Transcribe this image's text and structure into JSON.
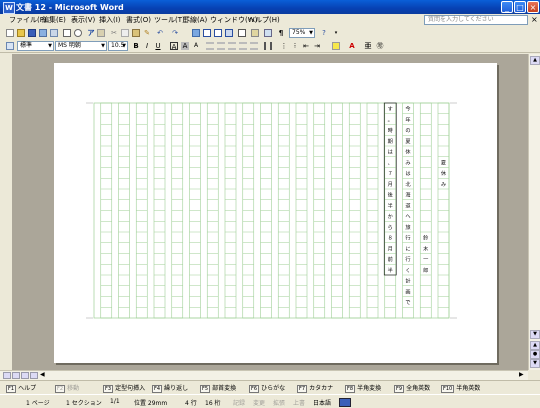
{
  "window": {
    "title": "文書 12 - Microsoft Word"
  },
  "menu": {
    "items": [
      "ファイル(F)",
      "編集(E)",
      "表示(V)",
      "挿入(I)",
      "書式(O)",
      "ツール(T)",
      "罫線(A)",
      "ウィンドウ(W)",
      "ヘルプ(H)"
    ],
    "help_placeholder": "質問を入力してください",
    "zoom": "75%"
  },
  "format": {
    "style": "標準",
    "font": "MS 明朝",
    "size": "10.5",
    "bold_label": "B",
    "italic_label": "I",
    "underline_label": "U",
    "char_border_label": "A",
    "char_shade_label": "A",
    "char_scale_label": "A"
  },
  "document": {
    "columns": [
      {
        "chars": "夏休み",
        "row_start": 5,
        "boxed": false
      },
      {
        "chars": "鈴木一郎",
        "row_start": 12,
        "boxed": false
      },
      {
        "chars": "今年の夏休みは北海道へ旅行に行く計画で",
        "row_start": 0,
        "boxed": false
      },
      {
        "chars": "す。時期は、７月後半から８月前半",
        "row_start": 0,
        "boxed": true
      }
    ]
  },
  "fkeys": [
    {
      "key": "F1",
      "label": "ヘルプ",
      "enabled": true
    },
    {
      "key": "F2",
      "label": "移動",
      "enabled": false
    },
    {
      "key": "F3",
      "label": "定型句挿入",
      "enabled": true
    },
    {
      "key": "F4",
      "label": "繰り返し",
      "enabled": true
    },
    {
      "key": "F5",
      "label": "部首変換",
      "enabled": true
    },
    {
      "key": "F6",
      "label": "ひらがな",
      "enabled": true
    },
    {
      "key": "F7",
      "label": "カタカナ",
      "enabled": true
    },
    {
      "key": "F8",
      "label": "半角変換",
      "enabled": true
    },
    {
      "key": "F9",
      "label": "全角英数",
      "enabled": true
    },
    {
      "key": "F10",
      "label": "半角英数",
      "enabled": true
    }
  ],
  "status": {
    "page": "1 ページ",
    "section": "1 セクション",
    "pages": "1/1",
    "position": "位置 29mm",
    "line": "4 行",
    "column": "16 桁",
    "rec": "記録",
    "trk": "変更",
    "ext": "拡張",
    "ovr": "上書",
    "lang": "日本語"
  },
  "colors": {
    "grid": "#9fcf96",
    "title_bar": "#0a5fd8"
  }
}
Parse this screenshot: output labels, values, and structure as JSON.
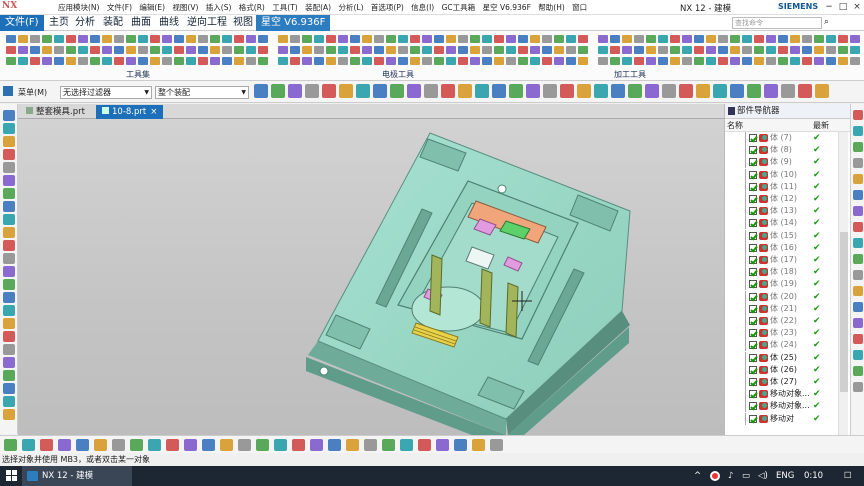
{
  "titlebar": {
    "logo": "NX",
    "menu": [
      "应用模块(N)",
      "文件(F)",
      "编辑(E)",
      "视图(V)",
      "插入(S)",
      "格式(R)",
      "工具(T)",
      "装配(A)",
      "分析(L)",
      "首选项(P)",
      "信息(I)",
      "GC工具箱",
      "星空 V6.936F",
      "帮助(H)",
      "窗口"
    ],
    "app_title": "NX 12 - 建模",
    "brand": "SIEMENS"
  },
  "ribbon_tabs": [
    "文件(F)",
    "主页",
    "分析",
    "装配",
    "曲面",
    "曲线",
    "逆向工程",
    "视图",
    "星空 V6.936F"
  ],
  "search_placeholder": "查找命令",
  "ribbon_groups": [
    "工具集",
    "电极工具",
    "加工工具"
  ],
  "toolbar2": {
    "menu_label": "菜单(M)",
    "filter": "无选择过滤器",
    "scope": "整个装配"
  },
  "doc_tabs": [
    "整套模具.prt",
    "10-8.prt"
  ],
  "navigator": {
    "title": "部件导航器",
    "col_name": "名称",
    "col_latest": "最新",
    "rows": [
      {
        "label": "体 (7)",
        "dim": true
      },
      {
        "label": "体 (8)",
        "dim": true
      },
      {
        "label": "体 (9)",
        "dim": true
      },
      {
        "label": "体 (10)",
        "dim": true
      },
      {
        "label": "体 (11)",
        "dim": true
      },
      {
        "label": "体 (12)",
        "dim": true
      },
      {
        "label": "体 (13)",
        "dim": true
      },
      {
        "label": "体 (14)",
        "dim": true
      },
      {
        "label": "体 (15)",
        "dim": true
      },
      {
        "label": "体 (16)",
        "dim": true
      },
      {
        "label": "体 (17)",
        "dim": true
      },
      {
        "label": "体 (18)",
        "dim": true
      },
      {
        "label": "体 (19)",
        "dim": true
      },
      {
        "label": "体 (20)",
        "dim": true
      },
      {
        "label": "体 (21)",
        "dim": true
      },
      {
        "label": "体 (22)",
        "dim": true
      },
      {
        "label": "体 (23)",
        "dim": true
      },
      {
        "label": "体 (24)",
        "dim": true
      },
      {
        "label": "体 (25)",
        "dim": false
      },
      {
        "label": "体 (26)",
        "dim": false
      },
      {
        "label": "体 (27)",
        "dim": false
      },
      {
        "label": "移动对象...",
        "dim": false
      },
      {
        "label": "移动对象...",
        "dim": false
      },
      {
        "label": "移动对",
        "dim": false
      }
    ]
  },
  "status_text": "选择对象并使用 MB3，或者双击某一对象",
  "taskbar": {
    "app": "NX 12 - 建模",
    "ime": "ENG",
    "time": "0:10"
  },
  "colors": {
    "accent": "#1c6fb8",
    "mold": "#9ed8c8",
    "check": "#1a9a1a"
  }
}
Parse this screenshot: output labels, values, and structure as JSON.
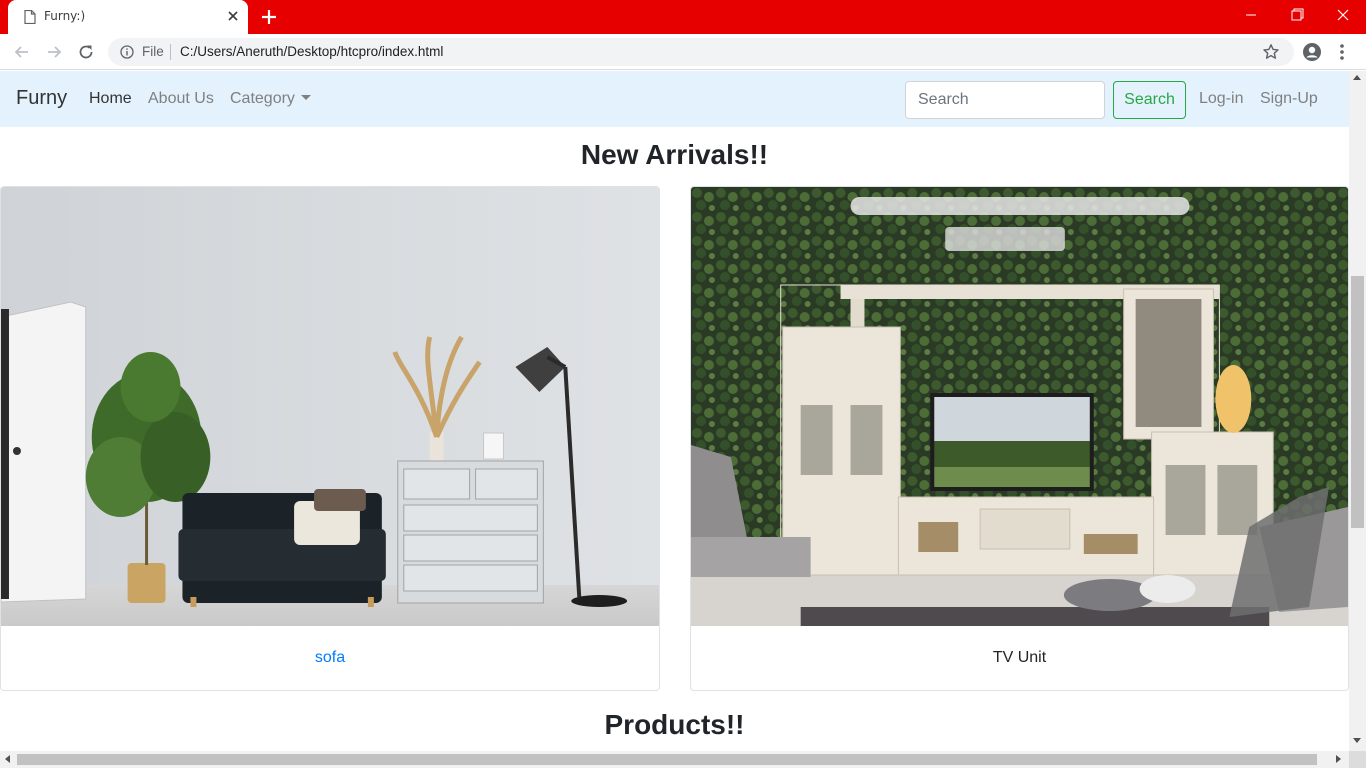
{
  "browser": {
    "tab_title": "Furny:)",
    "address_scheme": "File",
    "address_url": "C:/Users/Aneruth/Desktop/htcpro/index.html",
    "accent_color": "#e60000"
  },
  "navbar": {
    "brand": "Furny",
    "links": [
      {
        "label": "Home",
        "active": true
      },
      {
        "label": "About Us",
        "active": false
      },
      {
        "label": "Category",
        "active": false,
        "dropdown": true
      }
    ],
    "search_placeholder": "Search",
    "search_button": "Search",
    "login": "Log-in",
    "signup": "Sign-Up",
    "background": "#e3f2fd"
  },
  "main": {
    "new_arrivals_title": "New Arrivals!!",
    "cards": [
      {
        "caption": "sofa",
        "caption_style": "link",
        "image": "living-room-sofa-photo"
      },
      {
        "caption": "TV Unit",
        "caption_style": "text",
        "image": "tv-unit-photo"
      }
    ],
    "products_title": "Products!!"
  }
}
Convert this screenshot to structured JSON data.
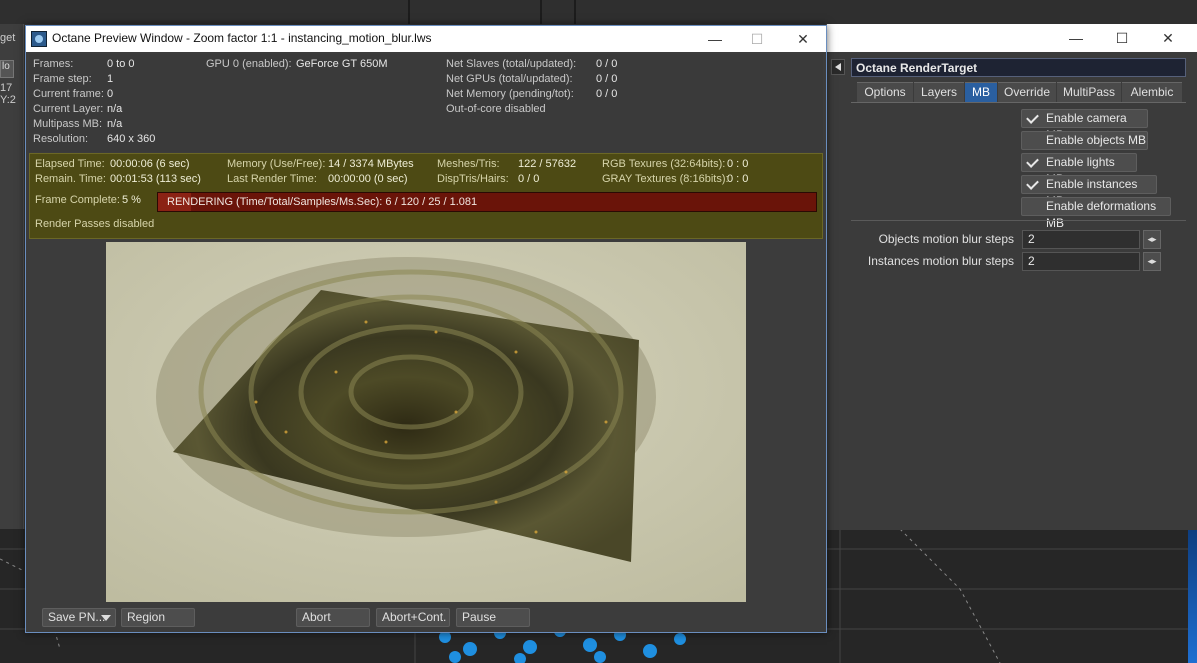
{
  "background_app": {
    "left_labels": [
      "get",
      "lo",
      "17 Y:2"
    ]
  },
  "render_target": {
    "title": "Octane RenderTarget",
    "window_controls": {
      "minimize": "—",
      "maximize": "☐",
      "close": "✕"
    },
    "tabs": [
      {
        "label": "Options",
        "active": false
      },
      {
        "label": "Layers",
        "active": false
      },
      {
        "label": "MB",
        "active": true
      },
      {
        "label": "Override",
        "active": false
      },
      {
        "label": "MultiPass",
        "active": false
      },
      {
        "label": "Alembic",
        "active": false
      }
    ],
    "checkboxes": [
      {
        "label": "Enable camera MB",
        "checked": true
      },
      {
        "label": "Enable objects MB",
        "checked": false
      },
      {
        "label": "Enable lights MB",
        "checked": true
      },
      {
        "label": "Enable instances MB",
        "checked": true
      },
      {
        "label": "Enable deformations MB",
        "checked": false
      }
    ],
    "fields": [
      {
        "label": "Objects motion blur steps",
        "value": "2"
      },
      {
        "label": "Instances motion blur steps",
        "value": "2"
      }
    ],
    "spin_glyph": "◂▸"
  },
  "preview": {
    "title": "Octane Preview Window - Zoom factor 1:1 - instancing_motion_blur.lws",
    "window_controls": {
      "minimize": "—",
      "maximize": "☐",
      "close": "✕"
    },
    "info": {
      "frames_label": "Frames:",
      "frames_value": "0 to 0",
      "frame_step_label": "Frame step:",
      "frame_step_value": "1",
      "current_frame_label": "Current frame:",
      "current_frame_value": "0",
      "current_layer_label": "Current Layer:",
      "current_layer_value": "n/a",
      "multipass_label": "Multipass MB:",
      "multipass_value": "n/a",
      "resolution_label": "Resolution:",
      "resolution_value": "640 x 360",
      "gpu_label": "GPU  0 (enabled):",
      "gpu_value": "GeForce GT 650M",
      "net_slaves_label": "Net Slaves (total/updated):",
      "net_slaves_value": "0 / 0",
      "net_gpus_label": "Net GPUs (total/updated):",
      "net_gpus_value": "0 / 0",
      "net_memory_label": "Net Memory (pending/tot):",
      "net_memory_value": "0 / 0",
      "out_of_core": "Out-of-core disabled"
    },
    "stats": {
      "elapsed_label": "Elapsed Time:",
      "elapsed_value": "00:00:06 (6 sec)",
      "remain_label": "Remain. Time:",
      "remain_value": "00:01:53 (113 sec)",
      "memory_label": "Memory (Use/Free):",
      "memory_value": "14 / 3374 MBytes",
      "last_render_label": "Last Render Time:",
      "last_render_value": "00:00:00 (0 sec)",
      "meshes_label": "Meshes/Tris:",
      "meshes_value": "122 / 57632",
      "disptris_label": "DispTris/Hairs:",
      "disptris_value": "0 / 0",
      "rgb_label": "RGB Texures (32:64bits):",
      "rgb_value": "0 : 0",
      "gray_label": "GRAY Textures (8:16bits):",
      "gray_value": "0 : 0",
      "frame_complete_label": "Frame Complete:",
      "frame_complete_value": "5 %",
      "progress_fraction": 0.05,
      "progress_text": "RENDERING (Time/Total/Samples/Ms.Sec): 6 / 120 / 25 / 1.081",
      "render_passes": "Render Passes disabled"
    },
    "buttons": {
      "save": "Save PN...",
      "region": "Region",
      "abort": "Abort",
      "abort_cont": "Abort+Cont.",
      "pause": "Pause"
    }
  }
}
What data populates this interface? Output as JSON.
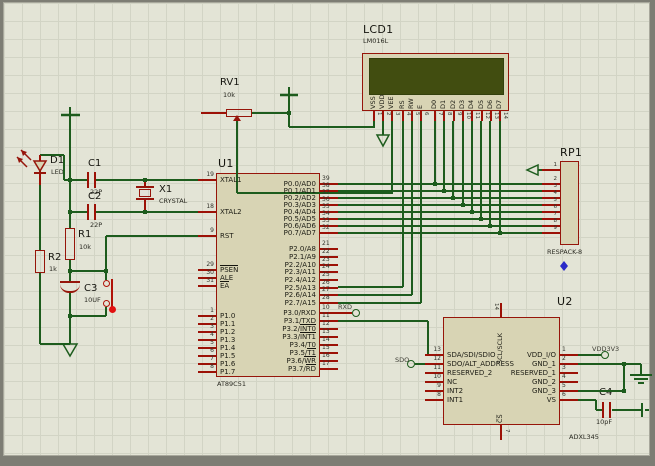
{
  "colors": {
    "wire": "#1d5c1d",
    "pin_stub": "#9c1106",
    "component_outline": "#96150a",
    "chip_fill": "#d8d4b4",
    "lcd_screen": "#414d10",
    "sheet_bg": "#e3e4d6",
    "marker_blue": "#2a2ac8",
    "marker_red": "#e21010"
  },
  "u1": {
    "ref": "U1",
    "part": "AT89C51",
    "left_pins": [
      {
        "num": "19",
        "name": "XTAL1"
      },
      {
        "num": "18",
        "name": "XTAL2"
      },
      {
        "num": "9",
        "name": "RST"
      },
      {
        "num": "29",
        "ov": "PSEN"
      },
      {
        "num": "30",
        "name": "ALE"
      },
      {
        "num": "31",
        "ov": "EA"
      },
      {
        "num": "1",
        "name": "P1.0"
      },
      {
        "num": "2",
        "name": "P1.1"
      },
      {
        "num": "3",
        "name": "P1.2"
      },
      {
        "num": "4",
        "name": "P1.3"
      },
      {
        "num": "5",
        "name": "P1.4"
      },
      {
        "num": "6",
        "name": "P1.5"
      },
      {
        "num": "7",
        "name": "P1.6"
      },
      {
        "num": "8",
        "name": "P1.7"
      }
    ],
    "right_pins": [
      {
        "num": "39",
        "name": "P0.0/AD0"
      },
      {
        "num": "38",
        "name": "P0.1/AD1"
      },
      {
        "num": "37",
        "name": "P0.2/AD2"
      },
      {
        "num": "36",
        "name": "P0.3/AD3"
      },
      {
        "num": "35",
        "name": "P0.4/AD4"
      },
      {
        "num": "34",
        "name": "P0.5/AD5"
      },
      {
        "num": "33",
        "name": "P0.6/AD6"
      },
      {
        "num": "32",
        "name": "P0.7/AD7"
      },
      {
        "num": "21",
        "name": "P2.0/A8"
      },
      {
        "num": "22",
        "name": "P2.1/A9"
      },
      {
        "num": "23",
        "name": "P2.2/A10"
      },
      {
        "num": "24",
        "name": "P2.3/A11"
      },
      {
        "num": "25",
        "name": "P2.4/A12"
      },
      {
        "num": "26",
        "name": "P2.5/A13"
      },
      {
        "num": "27",
        "name": "P2.6/A14"
      },
      {
        "num": "28",
        "name": "P2.7/A15"
      },
      {
        "num": "10",
        "name": "P3.0/RXD"
      },
      {
        "num": "11",
        "name": "P3.1/TXD"
      },
      {
        "num": "12",
        "pre": "P3.2/",
        "ov": "INT0"
      },
      {
        "num": "13",
        "pre": "P3.3/",
        "ov": "INT1"
      },
      {
        "num": "14",
        "name": "P3.4/T0"
      },
      {
        "num": "15",
        "pre": "P3.5/",
        "ov": "T1"
      },
      {
        "num": "16",
        "pre": "P3.6/",
        "ov": "WR"
      },
      {
        "num": "17",
        "pre": "P3.7/",
        "ov": "RD"
      }
    ]
  },
  "lcd1": {
    "ref": "LCD1",
    "part": "LM016L",
    "pins": [
      {
        "num": "1",
        "name": "VSS"
      },
      {
        "num": "2",
        "name": "VDD"
      },
      {
        "num": "3",
        "name": "VEE"
      },
      {
        "num": "4",
        "name": "RS"
      },
      {
        "num": "5",
        "name": "RW"
      },
      {
        "num": "6",
        "name": "E"
      },
      {
        "num": "7",
        "name": "D0"
      },
      {
        "num": "8",
        "name": "D1"
      },
      {
        "num": "9",
        "name": "D2"
      },
      {
        "num": "10",
        "name": "D3"
      },
      {
        "num": "11",
        "name": "D4"
      },
      {
        "num": "12",
        "name": "D5"
      },
      {
        "num": "13",
        "name": "D6"
      },
      {
        "num": "14",
        "name": "D7"
      }
    ]
  },
  "rp1": {
    "ref": "RP1",
    "part": "RESPACK-8",
    "pin_numbers": [
      "1",
      "2",
      "3",
      "4",
      "5",
      "6",
      "7",
      "8",
      "9"
    ]
  },
  "u2": {
    "ref": "U2",
    "part": "ADXL345",
    "top_pin": {
      "num": "14",
      "name": "SCL/SCLK"
    },
    "bottom_pin": {
      "num": "7",
      "name": "CS",
      "ov": true
    },
    "left_pins": [
      {
        "num": "13",
        "name": "SDA/SDI/SDIO"
      },
      {
        "num": "12",
        "name": "SDO/ALT_ADDRESS"
      },
      {
        "num": "11",
        "name": "RESERVED_2"
      },
      {
        "num": "10",
        "name": "NC"
      },
      {
        "num": "9",
        "name": "INT2"
      },
      {
        "num": "8",
        "name": "INT1"
      }
    ],
    "right_pins": [
      {
        "num": "1",
        "name": "VDD_I/O"
      },
      {
        "num": "2",
        "name": "GND_1"
      },
      {
        "num": "3",
        "name": "RESERVED_1"
      },
      {
        "num": "4",
        "name": "GND_2"
      },
      {
        "num": "5",
        "name": "GND_3"
      },
      {
        "num": "6",
        "name": "VS"
      }
    ]
  },
  "rv1": {
    "ref": "RV1",
    "value": "10k"
  },
  "r1": {
    "ref": "R1",
    "value": "10k"
  },
  "r2": {
    "ref": "R2",
    "value": "1k"
  },
  "c1": {
    "ref": "C1",
    "value": "22P"
  },
  "c2": {
    "ref": "C2",
    "value": "22P"
  },
  "c3": {
    "ref": "C3",
    "value": "10UF"
  },
  "c4": {
    "ref": "C4",
    "value": "10pF"
  },
  "d1": {
    "ref": "D1",
    "part": "LED"
  },
  "x1": {
    "ref": "X1",
    "part": "CRYSTAL"
  },
  "net_labels": {
    "rxd": "RXD",
    "sdo": "SDO",
    "vdd": "VDD3V3"
  }
}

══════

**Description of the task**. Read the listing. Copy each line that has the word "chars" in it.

**Answer to this exercise**.
        "chars": "夏休み",
        "chars": "鈴木一郎",
        "chars": "今年の夏休みは北海道へ旅行に行く計画で",
        "chars": "す。時期は、７月後半から８月前半",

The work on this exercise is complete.